Wednesday, September 1, 2010

El Pulpo, Kagurazaka

I have a complex relationship with Spanish restaurants in Japan - or more properly with 'Spain Bars' as they're called. Usually I find them fiddly and overpriced. The concept should be similar to an izakaya, with small plates and drinks at reasonable prices. I've learned to like the izakaya style - the ordering pattern, the speed of the meal - but translating that to a Western setting messes everything up and leaves me edgy. Well, El Pulpo gets high scores, and there were in fact only two open seats when we arrived early on a Wednesday, so count yourself lucky to be reading this despite the grumping.

They serve you two varieties of cava (don't call it recession champagne), this one for Y500. This, I tell you, is quite the deal. Even the up-scale cava is only Y850. Drink up.

And pucker up, because they have octopus in a whole bunch of different ways. This is the classic style for me, lightly grilled and topped with lots of paprika. Unfortunately not served on top of potatoes; didn't realize I'd miss them that much. This was not the perfect plate of octopus, but on the other hand, it's right around the corner and not in Galicia. You could also get it raw, or boiled, or stewed, or whatever.

This was actually the starter, ratatouille atop puff pastry. I just wanted to say that 'drink up - pucker up' thing. Did that even make sense? I guess an octopus doesn't really pucker, but it does have suckers. Speaking of which, you should have seen the chunk of boiled octopus I saw for sale at Ameyoko on Sunday - it was like a block about 6 inches across. That was just a piece of one tentacle, so that monster must have been a beast...before it was caught, killed, boiled, and soaked in vinegar.

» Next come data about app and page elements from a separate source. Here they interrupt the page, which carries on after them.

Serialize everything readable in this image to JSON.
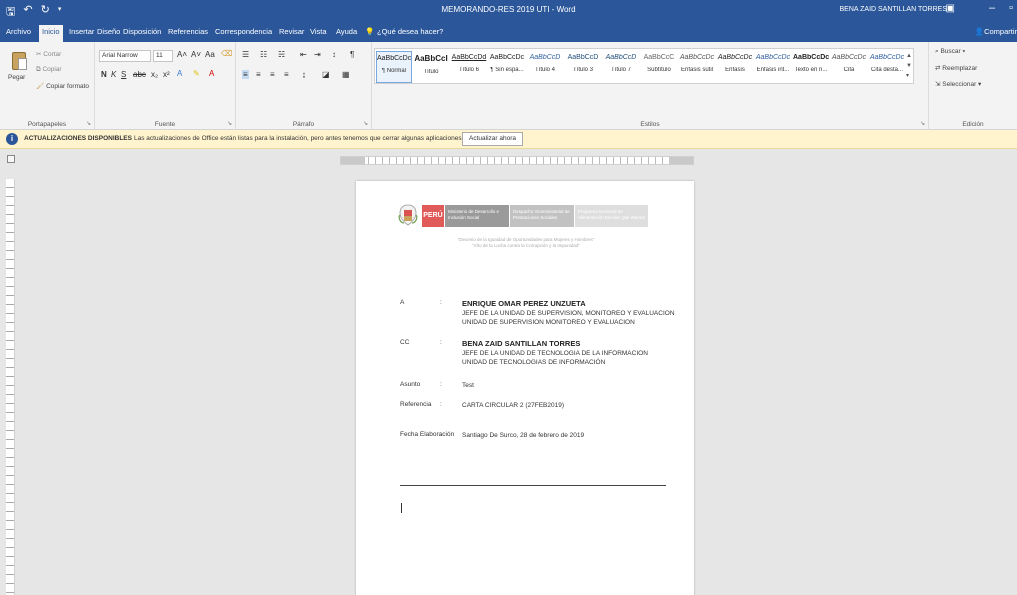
{
  "window": {
    "title": "MEMORANDO-RES 2019 UTI  -  Word",
    "user": "BENA ZAID SANTILLAN TORRES",
    "minimize": "–",
    "restore": "▫"
  },
  "tabs": [
    {
      "label": "Archivo"
    },
    {
      "label": "Inicio"
    },
    {
      "label": "Insertar"
    },
    {
      "label": "Diseño"
    },
    {
      "label": "Disposición"
    },
    {
      "label": "Referencias"
    },
    {
      "label": "Correspondencia"
    },
    {
      "label": "Revisar"
    },
    {
      "label": "Vista"
    },
    {
      "label": "Ayuda"
    },
    {
      "label": "¿Qué desea hacer?"
    }
  ],
  "share": "Compartir",
  "ribbon": {
    "clipboard": {
      "label": "Portapapeles",
      "paste": "Pegar",
      "cut": "Cortar",
      "copy": "Copiar",
      "format_painter": "Copiar formato"
    },
    "font": {
      "label": "Fuente",
      "font_name": "Arial Narrow",
      "font_size": "11"
    },
    "paragraph": {
      "label": "Párrafo"
    },
    "styles": {
      "label": "Estilos",
      "items": [
        {
          "sample": "AaBbCcDc",
          "name": "¶ Normal"
        },
        {
          "sample": "AaBbCcI",
          "name": "Título"
        },
        {
          "sample": "AaBbCcDd",
          "name": "Título 6"
        },
        {
          "sample": "AaBbCcDc",
          "name": "¶ Sin espa..."
        },
        {
          "sample": "AaBbCcD",
          "name": "Título 4"
        },
        {
          "sample": "AaBbCcD",
          "name": "Título 3"
        },
        {
          "sample": "AaBbCcD",
          "name": "Título 7"
        },
        {
          "sample": "AaBbCcC",
          "name": "Subtítulo"
        },
        {
          "sample": "AaBbCcDc",
          "name": "Énfasis sutil"
        },
        {
          "sample": "AaBbCcDc",
          "name": "Énfasis"
        },
        {
          "sample": "AaBbCcDc",
          "name": "Énfasis int..."
        },
        {
          "sample": "AaBbCcDc",
          "name": "Texto en n..."
        },
        {
          "sample": "AaBbCcDc",
          "name": "Cita"
        },
        {
          "sample": "AaBbCcDc",
          "name": "Cita desta..."
        }
      ]
    },
    "editing": {
      "label": "Edición",
      "find": "Buscar",
      "replace": "Reemplazar",
      "select": "Seleccionar"
    }
  },
  "infobar": {
    "title": "ACTUALIZACIONES DISPONIBLES",
    "message": "Las actualizaciones de Office están listas para la instalación, pero antes tenemos que cerrar algunas aplicaciones.",
    "button": "Actualizar ahora"
  },
  "document": {
    "logo": {
      "peru": "PERÚ",
      "box1": "Ministerio de Desarrollo e Inclusión Social",
      "box2": "Despacho Viceministerial de Prestaciones Sociales",
      "box3": "Programa Nacional de Alimentación Escolar Qali Warma"
    },
    "slogan_line1": "\"Decenio de la Igualdad de Oportunidades para Mujeres y Hombres\"",
    "slogan_line2": "\"Año de la Lucha contra la Corrupción y la Impunidad\"",
    "memo": [
      {
        "label": "A",
        "lines": [
          "ENRIQUE OMAR PEREZ UNZUETA",
          "JEFE DE LA UNIDAD DE SUPERVISION, MONITOREO Y EVALUACION",
          "UNIDAD DE SUPERVISION MONITOREO Y EVALUACION"
        ]
      },
      {
        "label": "CC",
        "lines": [
          "BENA ZAID SANTILLAN TORRES",
          "JEFE DE LA UNIDAD DE TECNOLOGIA DE LA INFORMACION",
          "UNIDAD DE TECNOLOGIAS DE INFORMACIÓN"
        ]
      },
      {
        "label": "Asunto",
        "lines": [
          "Test"
        ]
      },
      {
        "label": "Referencia",
        "lines": [
          "CARTA CIRCULAR 2 (27FEB2019)"
        ]
      },
      {
        "label": "Fecha Elaboración",
        "lines": [
          "Santiago De Surco, 28 de febrero de 2019"
        ]
      }
    ]
  }
}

I digress, but this was a very nice starter.

They actually describe the place as a marisqueria, and have a decent display of fresh seafood waiting for your order - lot sof shellfish. This is a good thing. Even better is that they have barnacles on the menu - the very kind that are something like 5 euros each in Spain are Y1k per plate. IF they have them. They didn't. Instead, we got salt pork and vegetables cooked in a crock, with an egg yolk to make everything gooey and smooth on your tongue.

And these snappy fried whitefish were too much to resist. Japanese popcorn? Japanese cajun popcorn shrimp? They were a little less crispy than I would have liked, not as compulsively eatable.

Ehhhh, that's about it - I guess you can sense my lack of enthusiasm in the way this tapered off. One other detriment was the service, which rubbed me the wrong way consistently. Obviously you could find that they're your new best friends; that's too subjective to base a review on. And you've noted that we didn't get into their main theme, the whole marisqueria thing. I think it could be better if you went back in the right frame of mind and wanted to eat a lot of clams.

And they had barnacles...


  1. Is that a real steer leg hanging over the counter in the first picture?

  2. No! It's a real pig leg. They carve the prosciutto off it when you order some, which is kinda common in Tokyo. This one looks so skeletal because it's almost used up. If you look closely, you'll see that the bundle hanging above it is the hooves from legs that they've fully carved and served in the past. Some restaurants will hang a hoof or two outside on their sign.

  3. Jon,

    Please let me know where in Spain you get Percebes (barnacles) for 5 Euros so I can buy them all up and get rich quick.

    Best regards,
    P. Barnacle.